• _WORK INSTRUCTION_
Read through the listing below and copy each line in which the word "Windows" occurs.

-------- DATA PROVIDED --------

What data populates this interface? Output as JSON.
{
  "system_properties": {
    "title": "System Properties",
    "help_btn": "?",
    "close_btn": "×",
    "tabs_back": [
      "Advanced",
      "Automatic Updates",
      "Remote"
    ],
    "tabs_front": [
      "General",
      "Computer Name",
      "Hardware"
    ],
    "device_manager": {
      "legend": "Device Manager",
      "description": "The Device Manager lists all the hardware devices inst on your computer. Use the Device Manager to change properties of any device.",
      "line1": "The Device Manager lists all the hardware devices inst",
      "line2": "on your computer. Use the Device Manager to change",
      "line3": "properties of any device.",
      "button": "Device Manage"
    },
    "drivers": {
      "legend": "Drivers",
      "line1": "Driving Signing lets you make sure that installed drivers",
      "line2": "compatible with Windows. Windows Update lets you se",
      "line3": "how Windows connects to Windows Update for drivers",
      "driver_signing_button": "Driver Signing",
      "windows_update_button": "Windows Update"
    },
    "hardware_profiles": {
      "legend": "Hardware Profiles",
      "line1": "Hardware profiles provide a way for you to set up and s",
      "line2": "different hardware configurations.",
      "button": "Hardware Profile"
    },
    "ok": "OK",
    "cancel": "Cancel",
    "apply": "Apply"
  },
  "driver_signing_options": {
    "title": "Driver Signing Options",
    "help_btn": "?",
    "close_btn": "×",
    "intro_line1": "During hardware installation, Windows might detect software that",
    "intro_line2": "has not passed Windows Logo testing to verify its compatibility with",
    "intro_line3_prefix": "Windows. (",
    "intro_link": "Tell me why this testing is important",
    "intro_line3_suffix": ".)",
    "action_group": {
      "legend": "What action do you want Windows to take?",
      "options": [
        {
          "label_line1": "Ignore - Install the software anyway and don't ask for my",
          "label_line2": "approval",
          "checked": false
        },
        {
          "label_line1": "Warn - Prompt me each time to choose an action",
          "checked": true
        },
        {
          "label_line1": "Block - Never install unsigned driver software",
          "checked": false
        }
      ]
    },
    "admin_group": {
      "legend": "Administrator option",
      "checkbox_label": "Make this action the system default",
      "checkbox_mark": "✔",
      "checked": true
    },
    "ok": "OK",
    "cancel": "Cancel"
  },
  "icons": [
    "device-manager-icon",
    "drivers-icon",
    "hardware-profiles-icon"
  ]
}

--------

• _OUTPUT FOR THIS TASK_
      "line2": "compatible with Windows. Windows Update lets you se",
      "line3": "how Windows connects to Windows Update for drivers",
      "windows_update_button": "Windows Update"
    "intro_line1": "During hardware installation, Windows might detect software that",
    "intro_line2": "has not passed Windows Logo testing to verify its compatibility with",
    "intro_line3_prefix": "Windows. (",
      "legend": "What action do you want Windows to take?",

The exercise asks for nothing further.